They should also: “Clarify for partners how they should plan for and then measure and report on the impact of individual deals, including their delivery of inclusive growth.”

The Glasgow Region City Deal covers eight council areas with East Dunbartonshire, East Renfrewshire, Inverclyde, North Lanarkshire, Renfrewshire, South Lanarkshire and West Dunbartonshire councils joining with Glasgow to deliver the projects.

There are 12 Scottish city deals in place at various stages, with Glasgow the first to be signed in 2014.

Deals for Aberdeen, Inverness and Edinburgh have also been signed and are in the delivery phase.

Agreements have been signed for Tay Cities, Stirling, Ayrshire and Borderlands, while funding commitments made for Argyll and Moray.

Audit Scotland also said councils should ensure there is input from businesses and the third sector.

It said councils should: “Ensure a wide range of partners and stakeholders, including local businesses, voluntary organisations, communities and community planning partners, are involved in the deal development.”

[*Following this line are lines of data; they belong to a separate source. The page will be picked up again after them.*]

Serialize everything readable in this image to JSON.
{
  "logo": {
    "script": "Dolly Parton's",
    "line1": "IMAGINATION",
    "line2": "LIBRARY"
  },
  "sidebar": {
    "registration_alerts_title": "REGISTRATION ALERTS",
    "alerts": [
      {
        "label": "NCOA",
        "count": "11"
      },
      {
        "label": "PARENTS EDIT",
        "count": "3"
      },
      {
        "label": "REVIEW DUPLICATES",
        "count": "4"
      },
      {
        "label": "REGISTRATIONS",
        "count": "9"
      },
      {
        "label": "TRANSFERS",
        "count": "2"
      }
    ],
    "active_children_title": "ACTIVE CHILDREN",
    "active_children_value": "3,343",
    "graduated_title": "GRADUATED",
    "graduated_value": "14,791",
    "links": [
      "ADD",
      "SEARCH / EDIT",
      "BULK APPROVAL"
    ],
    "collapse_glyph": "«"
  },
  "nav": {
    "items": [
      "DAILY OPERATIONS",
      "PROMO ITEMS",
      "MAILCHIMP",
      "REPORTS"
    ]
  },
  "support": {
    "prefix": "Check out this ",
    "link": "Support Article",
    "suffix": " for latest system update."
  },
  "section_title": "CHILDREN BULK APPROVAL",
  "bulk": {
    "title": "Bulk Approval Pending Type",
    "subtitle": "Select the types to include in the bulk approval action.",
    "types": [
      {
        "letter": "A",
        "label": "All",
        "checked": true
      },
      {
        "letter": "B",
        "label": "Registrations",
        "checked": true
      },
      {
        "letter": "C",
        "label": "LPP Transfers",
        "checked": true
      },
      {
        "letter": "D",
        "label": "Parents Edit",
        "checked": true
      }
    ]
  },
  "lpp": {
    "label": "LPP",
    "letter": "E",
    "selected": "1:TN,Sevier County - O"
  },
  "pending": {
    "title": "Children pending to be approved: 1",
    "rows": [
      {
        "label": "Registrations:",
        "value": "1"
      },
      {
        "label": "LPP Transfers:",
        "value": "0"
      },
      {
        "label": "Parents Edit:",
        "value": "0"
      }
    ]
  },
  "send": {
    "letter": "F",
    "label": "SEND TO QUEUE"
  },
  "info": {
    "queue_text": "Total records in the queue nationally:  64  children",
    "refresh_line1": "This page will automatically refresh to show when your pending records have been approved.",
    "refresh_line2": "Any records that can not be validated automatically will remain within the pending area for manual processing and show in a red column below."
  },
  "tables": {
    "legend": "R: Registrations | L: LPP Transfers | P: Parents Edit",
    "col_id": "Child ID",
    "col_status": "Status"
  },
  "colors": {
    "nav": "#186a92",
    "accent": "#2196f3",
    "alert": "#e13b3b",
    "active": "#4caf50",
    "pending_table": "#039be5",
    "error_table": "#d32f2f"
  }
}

Caroline Gardner, Auditor General for Scotland, said: “A significant amount of public money has been committed to city deals, but the programme’s lack of aims and objectives means opportunities may already have been missed to ensure deals contribute to national outcomes. The Scottish Government needs to show how it will measure deals’ long-term success and work with councils to improve transparency around the approval process for individual projects.”